*Work instructions:*
Gather all lines with "this" from the records.

Data for the task section start

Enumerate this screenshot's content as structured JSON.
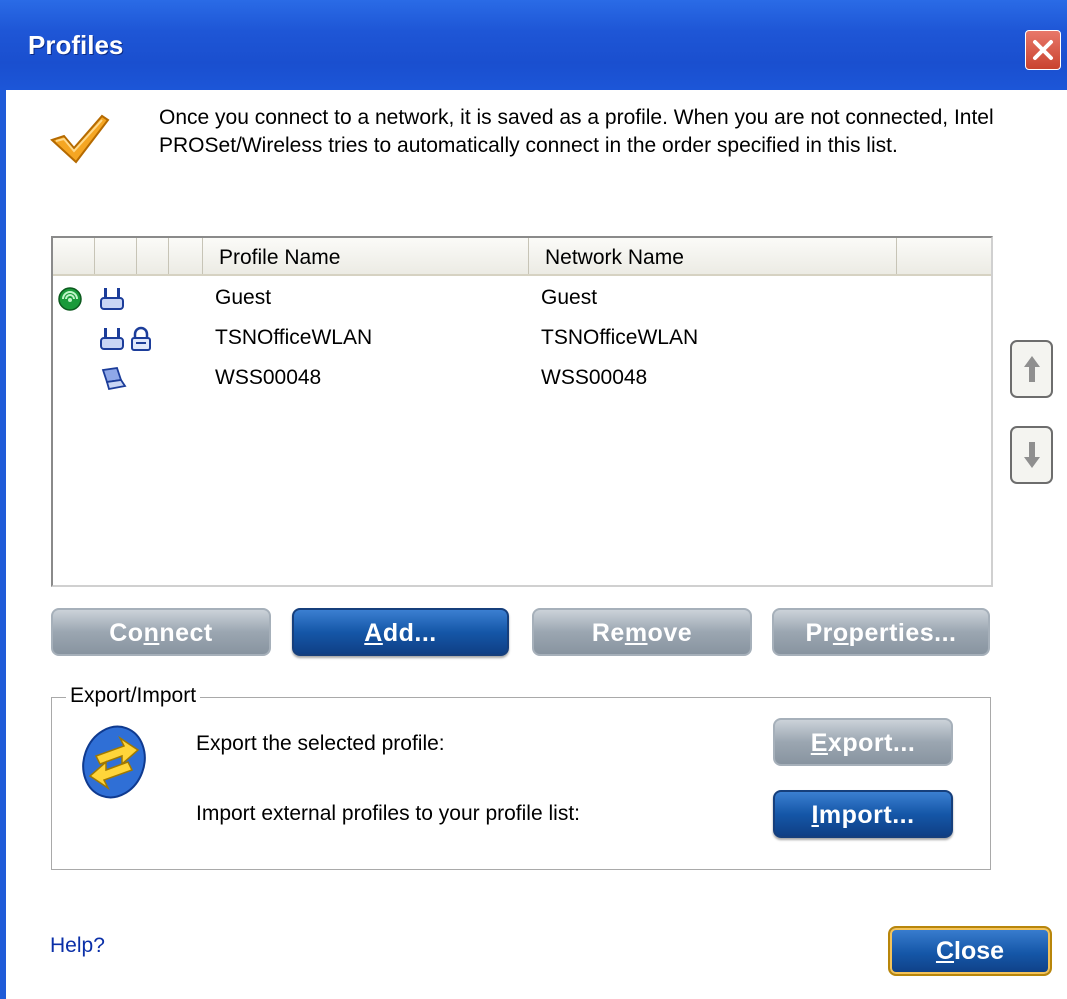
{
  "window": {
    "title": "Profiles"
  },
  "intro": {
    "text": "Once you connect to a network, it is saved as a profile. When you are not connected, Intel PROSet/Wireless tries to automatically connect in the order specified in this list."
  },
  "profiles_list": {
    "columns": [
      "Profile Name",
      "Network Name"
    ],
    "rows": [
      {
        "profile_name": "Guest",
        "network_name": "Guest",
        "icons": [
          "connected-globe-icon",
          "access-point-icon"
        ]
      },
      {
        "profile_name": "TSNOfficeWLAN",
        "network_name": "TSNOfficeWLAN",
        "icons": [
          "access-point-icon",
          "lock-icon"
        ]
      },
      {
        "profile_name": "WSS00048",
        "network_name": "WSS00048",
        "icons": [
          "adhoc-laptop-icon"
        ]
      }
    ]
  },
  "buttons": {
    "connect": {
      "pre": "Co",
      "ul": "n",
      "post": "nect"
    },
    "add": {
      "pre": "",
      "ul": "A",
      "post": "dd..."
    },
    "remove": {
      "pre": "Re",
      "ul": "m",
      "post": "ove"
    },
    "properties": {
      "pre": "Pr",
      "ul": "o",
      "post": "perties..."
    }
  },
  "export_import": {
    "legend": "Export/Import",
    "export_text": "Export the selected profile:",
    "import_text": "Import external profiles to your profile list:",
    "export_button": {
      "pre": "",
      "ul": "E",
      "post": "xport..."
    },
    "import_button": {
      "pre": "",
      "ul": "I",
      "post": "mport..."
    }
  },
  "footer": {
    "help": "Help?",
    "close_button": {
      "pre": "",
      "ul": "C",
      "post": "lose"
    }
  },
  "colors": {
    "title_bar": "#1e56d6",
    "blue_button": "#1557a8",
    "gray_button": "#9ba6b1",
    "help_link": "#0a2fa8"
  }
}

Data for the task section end
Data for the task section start

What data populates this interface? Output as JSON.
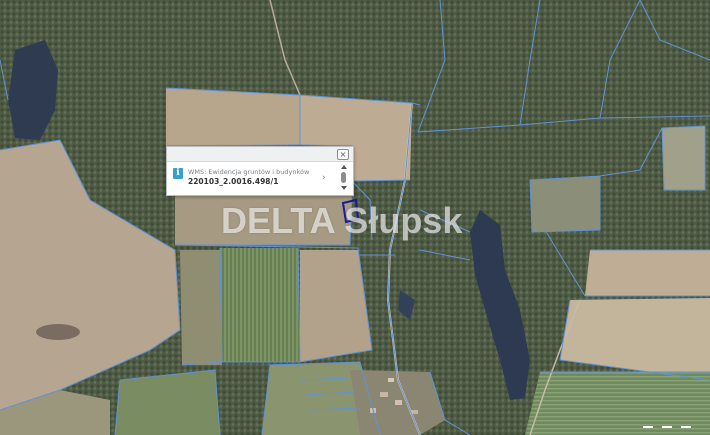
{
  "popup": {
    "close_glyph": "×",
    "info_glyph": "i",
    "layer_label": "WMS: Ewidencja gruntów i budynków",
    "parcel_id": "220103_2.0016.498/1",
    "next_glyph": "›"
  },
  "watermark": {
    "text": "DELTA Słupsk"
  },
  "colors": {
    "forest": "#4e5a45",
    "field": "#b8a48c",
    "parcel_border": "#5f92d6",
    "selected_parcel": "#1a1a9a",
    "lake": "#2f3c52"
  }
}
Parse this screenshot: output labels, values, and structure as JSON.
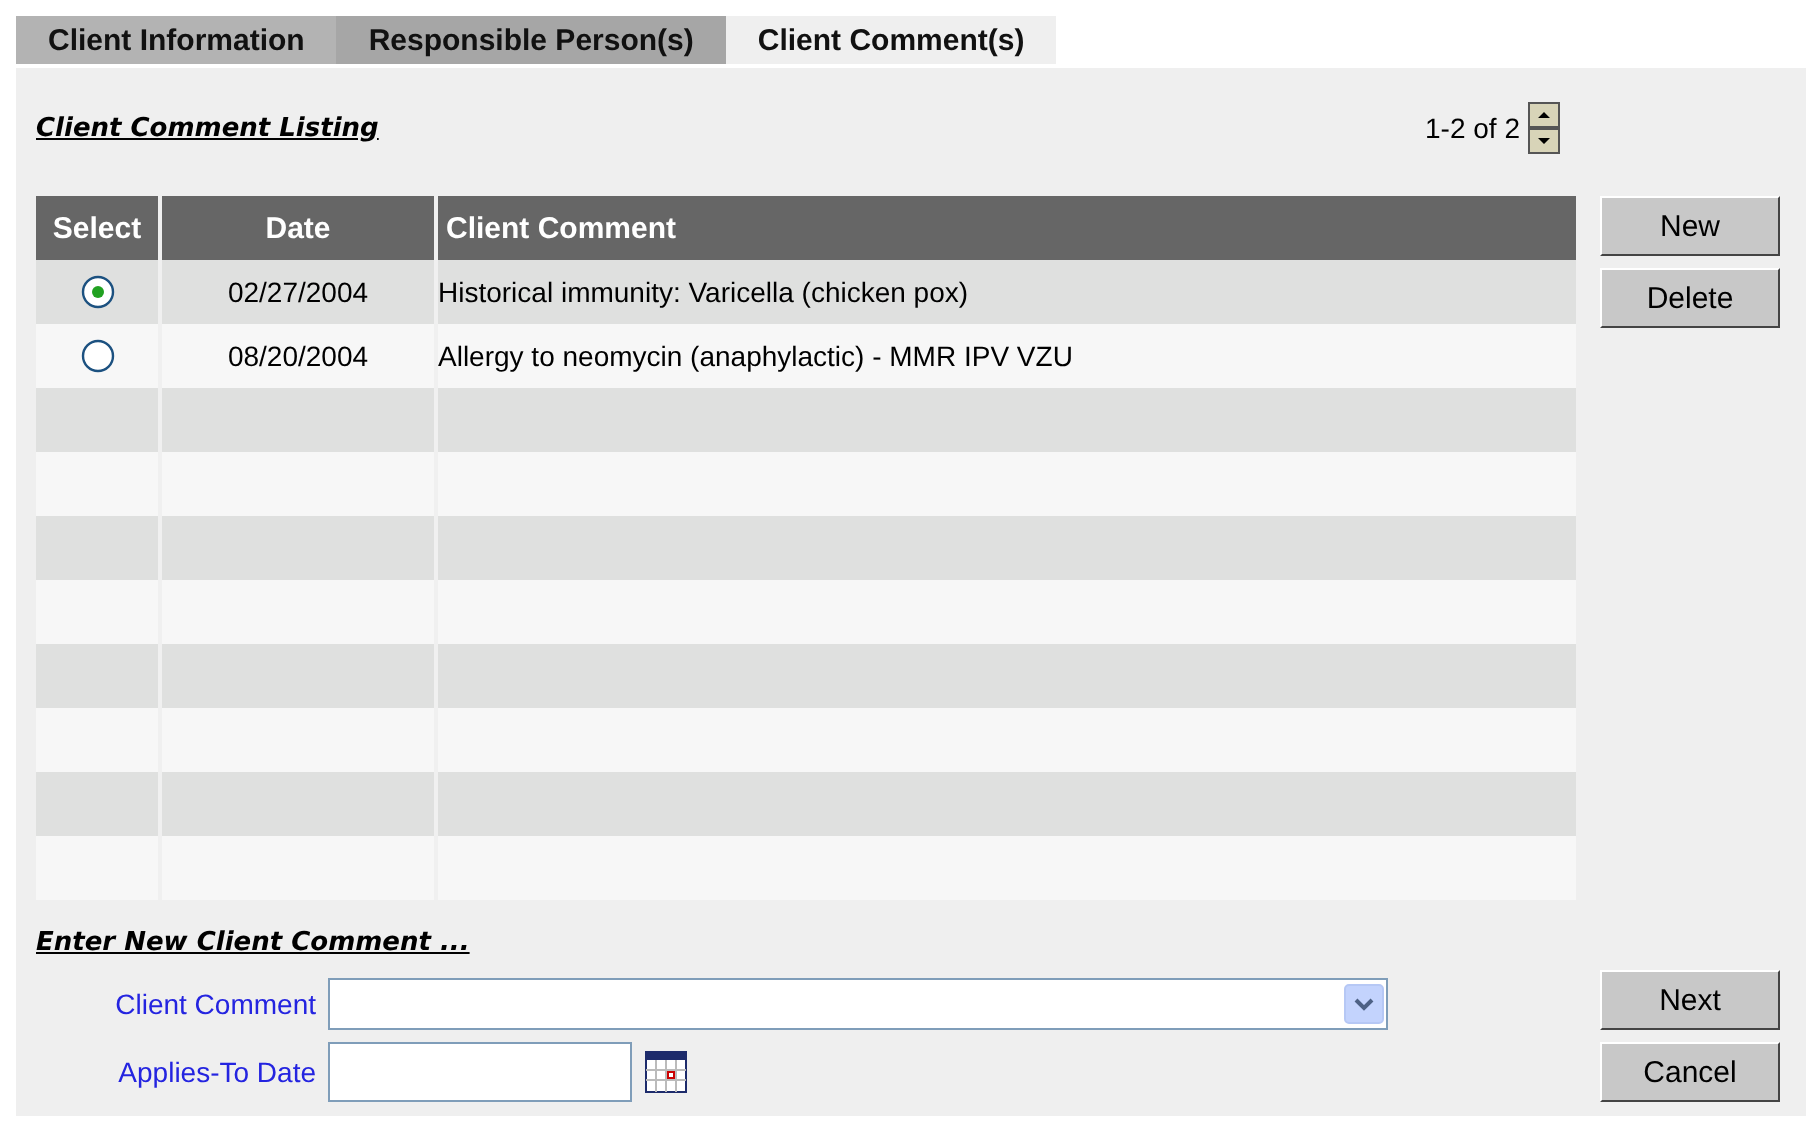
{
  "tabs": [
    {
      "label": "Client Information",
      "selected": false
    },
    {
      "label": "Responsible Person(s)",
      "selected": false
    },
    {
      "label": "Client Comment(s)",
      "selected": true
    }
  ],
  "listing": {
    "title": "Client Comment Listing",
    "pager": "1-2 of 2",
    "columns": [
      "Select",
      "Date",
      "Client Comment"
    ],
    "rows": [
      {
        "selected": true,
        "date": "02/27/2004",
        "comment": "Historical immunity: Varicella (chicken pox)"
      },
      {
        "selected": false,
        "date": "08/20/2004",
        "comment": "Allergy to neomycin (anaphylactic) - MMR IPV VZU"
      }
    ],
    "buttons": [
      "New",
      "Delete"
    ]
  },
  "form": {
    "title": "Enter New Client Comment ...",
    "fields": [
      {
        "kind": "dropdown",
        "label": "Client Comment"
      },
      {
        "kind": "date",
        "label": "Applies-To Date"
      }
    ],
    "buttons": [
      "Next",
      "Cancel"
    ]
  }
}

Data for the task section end

*Solution:*
Enumerate this screenshot's content as structured JSON.
    "text": "Once you connect to a network, it is saved as a profile. When you are not connected, Intel PROSet/Wireless tries to automatically connect in the order specified in this list."
What data populates this interface? Output as JSON.
Parse this screenshot: output labels, values, and structure as JSON.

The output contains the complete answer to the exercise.